His fellow Enforcers were starting to look impatient. Everyone else in the car had been scanned, and they were resting their hands on their belts and shifting their weight from foot to foot, eager to be gone. He was young, I realised, probably new to this assignment. They were the worst. New enough that they were still filled with zeal, not seasoned enough to realize that Ident checks were largely a joke these days. Any Islamists or immigrants would be smart enough to hack their chips, assuming they were still around to do it. My mom said they were mainly meant to keep us afraid, convinced that they were out there to get us, although we weren’t supposed to repeat that. She’d say it late at night in the darkness of our room when my brother woke up with nightmares. They got worse after he aged into the Scouts and mom couldn’t keep him out any longer.

‘You ever take a trip to the Tower, Jenn?’

The soft murmurs that always fill train cars trickled away into silence, and the guy sitting next to me leaned towards the aisle, trapped in his seat by the Enforcer but willing himself to get as far away as possible.


He was only a few years older than me. Might even have gone to the same school. I searched his face for something to connect to, like mom always told us to do, but he was cold and indifferent.

‘Come on,’ one of the other Enforcers said. ‘Transit’s going to complain.’

He narrowed his eyes at me and then released my arm.

‘I’m watching you.’

He spun and joined the rest of the Enforcers as they clattered back off the train and the doors glided shut behind them, restoring the train to its usual chaotic, bubbling volume. The guy next to me leaned back in his seat and shot me an apologetic smile, and I tried to ignore the pounding of my heart as I pulled out my school notebook and reviewed my homework notes, just to give myself something else to do. People slyly craned their necks back at me now and then, but eventually they stopped, caught up in the rhythm of rush hour.

I should have waited for the women-only car. It was a rookie mistake, I knew, especially with what I was carrying, but I was in a hurry and I wasn’t thinking. Mom would say that this was why I couldn’t be part of this, but she didn’t get it. This was bigger than me. I just had to be more careful. I’d switch lines and distribute there, so no one would connect me with it.

At the next stop, I hefted my bag under my arm and crossed the platform, taking care to sit in a women-only car this time.
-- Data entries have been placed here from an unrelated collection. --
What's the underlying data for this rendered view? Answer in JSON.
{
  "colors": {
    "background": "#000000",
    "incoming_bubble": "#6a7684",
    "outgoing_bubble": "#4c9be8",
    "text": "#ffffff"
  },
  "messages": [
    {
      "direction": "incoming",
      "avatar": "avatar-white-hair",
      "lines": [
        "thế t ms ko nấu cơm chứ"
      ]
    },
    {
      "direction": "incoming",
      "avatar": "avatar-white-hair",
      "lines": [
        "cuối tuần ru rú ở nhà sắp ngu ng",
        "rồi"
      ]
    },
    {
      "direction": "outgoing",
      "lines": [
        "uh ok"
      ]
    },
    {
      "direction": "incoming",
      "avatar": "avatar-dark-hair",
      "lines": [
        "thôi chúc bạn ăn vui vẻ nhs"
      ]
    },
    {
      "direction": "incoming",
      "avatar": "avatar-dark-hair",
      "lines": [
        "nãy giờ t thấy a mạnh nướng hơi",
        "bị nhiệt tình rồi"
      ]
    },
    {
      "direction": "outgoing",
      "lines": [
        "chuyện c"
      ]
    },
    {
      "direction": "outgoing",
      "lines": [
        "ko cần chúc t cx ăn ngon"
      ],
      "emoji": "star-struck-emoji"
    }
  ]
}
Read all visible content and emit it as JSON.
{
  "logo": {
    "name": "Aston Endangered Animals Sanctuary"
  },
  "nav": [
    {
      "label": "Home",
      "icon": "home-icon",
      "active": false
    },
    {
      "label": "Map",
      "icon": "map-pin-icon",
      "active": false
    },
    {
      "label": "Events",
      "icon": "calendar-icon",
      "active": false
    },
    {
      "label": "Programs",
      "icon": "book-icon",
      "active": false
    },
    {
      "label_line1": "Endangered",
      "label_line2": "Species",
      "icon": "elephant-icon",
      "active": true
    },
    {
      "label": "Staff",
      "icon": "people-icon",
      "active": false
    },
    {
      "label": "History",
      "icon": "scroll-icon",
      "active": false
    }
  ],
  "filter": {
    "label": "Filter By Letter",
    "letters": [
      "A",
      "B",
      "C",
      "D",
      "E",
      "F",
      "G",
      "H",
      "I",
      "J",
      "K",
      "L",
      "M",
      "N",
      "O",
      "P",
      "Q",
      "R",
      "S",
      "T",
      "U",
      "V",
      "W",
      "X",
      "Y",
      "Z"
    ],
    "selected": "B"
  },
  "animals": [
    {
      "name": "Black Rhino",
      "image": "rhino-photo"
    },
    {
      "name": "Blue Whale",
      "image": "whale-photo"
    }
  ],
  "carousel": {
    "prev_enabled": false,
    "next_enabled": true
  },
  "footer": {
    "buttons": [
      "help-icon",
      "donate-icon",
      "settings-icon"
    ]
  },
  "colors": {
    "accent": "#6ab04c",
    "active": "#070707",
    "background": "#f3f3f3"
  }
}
It was mostly filled with little girls and older women, not many people my age, and they were all several shades paler than me. The population of the car ebbed and flowed as we passed what must have been a primary school, and then a residential neighbourhood, and finally it was crowded enough that I could casually drop my load and float off, just another teenager on her way home from school.

I slashed open the parcel and the pages spilled across the train in a gust of wind as the doors opened. It was Peter’s idea to call it the ‘Times,’ I guess there was some leftist rag by that name before the president banned newspapers, and he formatted it all simple, easy to read. It was hard to find paper and a printer, but somehow he always managed to scrounge something up. Even if it was days or weeks out of date, depending on our network, people still read it, passed it between each other and whispered about it.

I stumbled off the train and started heading aboveground, wanting to throw anyone following off my scent, but before I could even pass the turnstile, I ran into an unyielding shape in black, clutching a fistful of paper. I could just see the headline — ‘President Trump refuses Mexican border talks’ — on a sheet sticking out above the Enforcer’s hand.

‘Excuse me,’ I said, trying to feint around him, like this all had nothing to do with me, but I felt his hand come down on my wrists like iron.

‘I think you dropped something,’ he said, pushing me down the platform towards the security office.

It looked like maybe I was going to the Tower after all.